#### [YOUR TASK]
Among the entries below, find each line with "Market" and show it.

#### [DATA FOR THE TASK]
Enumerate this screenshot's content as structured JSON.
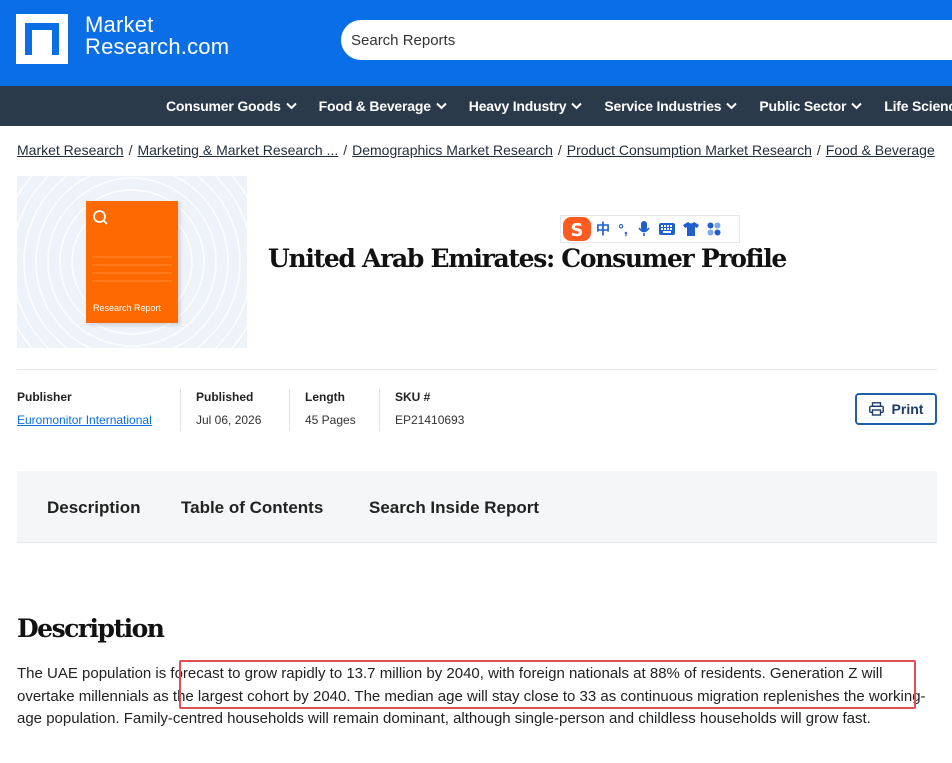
{
  "brand": {
    "line1": "Market",
    "line2": "Research.com"
  },
  "search": {
    "placeholder": "Search Reports"
  },
  "nav": [
    {
      "label": "Consumer Goods"
    },
    {
      "label": "Food & Beverage"
    },
    {
      "label": "Heavy Industry"
    },
    {
      "label": "Service Industries"
    },
    {
      "label": "Public Sector"
    },
    {
      "label": "Life Sciences"
    }
  ],
  "breadcrumb": [
    {
      "label": "Market Research"
    },
    {
      "label": "Marketing & Market Research ..."
    },
    {
      "label": "Demographics Market Research"
    },
    {
      "label": "Product Consumption Market Research"
    },
    {
      "label": "Food & Beverage"
    }
  ],
  "cover": {
    "label": "Research Report"
  },
  "report": {
    "title": "United Arab Emirates: Consumer Profile",
    "publisher_label": "Publisher",
    "publisher": "Euromonitor International",
    "published_label": "Published",
    "published": "Jul 06, 2026",
    "length_label": "Length",
    "length": "45 Pages",
    "sku_label": "SKU #",
    "sku": "EP21410693",
    "print_label": "Print"
  },
  "tabs": [
    {
      "label": "Description"
    },
    {
      "label": "Table of Contents"
    },
    {
      "label": "Search Inside Report"
    }
  ],
  "description": {
    "heading": "Description",
    "text": "The UAE population is forecast to grow rapidly to 13.7 million by 2040, with foreign nationals at 88% of residents. Generation Z will overtake millennials as the largest cohort by 2040. The median age will stay close to 33 as continuous migration replenishes the working-age population. Family-centred households will remain dominant, although single-person and childless households will grow fast."
  },
  "ime": {
    "lang": "中"
  },
  "colors": {
    "header": "#0a6fe6",
    "nav": "#2b3a4a",
    "accent": "#ff6a00",
    "highlight": "#e05050"
  },
  "icons": [
    "logo-mark-icon",
    "chevron-down-icon",
    "magnifier-icon",
    "printer-icon",
    "sogou-icon",
    "microphone-icon",
    "keyboard-icon",
    "shirt-icon",
    "apps-icon"
  ]
}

#### [FINISHED EXERCISE]
    "line1": "Market",
      "label": "Market Research"
      "label": "Marketing & Market Research ..."
      "label": "Demographics Market Research"
      "label": "Product Consumption Market Research"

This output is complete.